We have just come in from supper in the garden, having been to the theatre this evening. Or was it the cinema? Confusing, as the venue was The Roses Theatre, Tewkesbury; but what we saw was shown on a cinema screen - albeit a transmission of a live performance from The Royal National Theatre.
Racine's Phèdre is not perhaps the best play with which to have started the NT Live Performance experiment. Tragedies don't come very much more hysterical than this; and the alienation - to me - was palpable. It started with a cringe-making interview by a ham Jeremy Irons of poor, corpsing Nick Hytner on top of the NT building beforehand. The funniest moment of the evening - at least for the audience at The Roses.
At the end of the two-hour melodrama, perhaps a quarter of us clapped: I was embarrassed. Not that the acting in Phèdre itself was half bad: it was indeed more than half good. The set was certainly magisterial. But it's a creaky old play, and to have to sit through those long speeches in what was essentially a cinema made me at least feel pretty restless. The worst part was the lack of complete sound/lips synchronisation: this wouldn't be tolerable in a film, so why should we have had to put up with it last night, I ask.

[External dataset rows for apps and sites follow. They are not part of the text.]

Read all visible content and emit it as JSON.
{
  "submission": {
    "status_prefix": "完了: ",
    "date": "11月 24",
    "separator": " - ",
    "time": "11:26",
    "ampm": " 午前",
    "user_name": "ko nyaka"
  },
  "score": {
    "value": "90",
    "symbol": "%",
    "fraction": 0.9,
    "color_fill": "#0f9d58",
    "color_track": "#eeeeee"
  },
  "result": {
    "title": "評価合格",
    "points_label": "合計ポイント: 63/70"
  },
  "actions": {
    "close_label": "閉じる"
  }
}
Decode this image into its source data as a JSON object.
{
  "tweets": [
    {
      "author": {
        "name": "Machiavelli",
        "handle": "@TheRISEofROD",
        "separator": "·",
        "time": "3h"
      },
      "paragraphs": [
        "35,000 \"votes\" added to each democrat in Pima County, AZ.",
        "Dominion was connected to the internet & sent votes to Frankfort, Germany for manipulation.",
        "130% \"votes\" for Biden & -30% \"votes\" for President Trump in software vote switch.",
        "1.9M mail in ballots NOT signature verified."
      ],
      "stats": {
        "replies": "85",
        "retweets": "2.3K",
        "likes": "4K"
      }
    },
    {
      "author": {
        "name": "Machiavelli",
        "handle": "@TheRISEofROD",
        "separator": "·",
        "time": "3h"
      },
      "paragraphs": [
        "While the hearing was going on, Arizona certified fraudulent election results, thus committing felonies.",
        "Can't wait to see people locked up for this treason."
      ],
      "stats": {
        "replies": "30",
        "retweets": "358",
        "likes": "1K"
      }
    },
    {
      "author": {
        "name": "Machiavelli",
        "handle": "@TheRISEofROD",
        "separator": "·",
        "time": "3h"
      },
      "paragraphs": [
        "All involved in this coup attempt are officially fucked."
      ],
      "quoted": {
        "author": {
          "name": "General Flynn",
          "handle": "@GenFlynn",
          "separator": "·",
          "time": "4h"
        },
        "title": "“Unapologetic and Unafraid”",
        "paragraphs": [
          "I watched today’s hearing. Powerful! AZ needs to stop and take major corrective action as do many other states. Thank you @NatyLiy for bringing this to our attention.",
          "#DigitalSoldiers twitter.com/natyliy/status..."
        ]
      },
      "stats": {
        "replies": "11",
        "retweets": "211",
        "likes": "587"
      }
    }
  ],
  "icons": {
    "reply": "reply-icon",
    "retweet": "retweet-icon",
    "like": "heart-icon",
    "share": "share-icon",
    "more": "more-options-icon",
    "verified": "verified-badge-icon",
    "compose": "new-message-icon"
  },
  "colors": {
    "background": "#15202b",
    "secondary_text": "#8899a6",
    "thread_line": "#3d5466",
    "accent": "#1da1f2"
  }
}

It was though nostalgic to see Helen Mirren tackle this big speaking part, having seen her 45 years ago as that other Greek nemesis, Helen of Troy when literally a slip of a girl - naked, walking silently across the stage in Marlowe's Dr. Faustus: a defining moment in my theatregoing.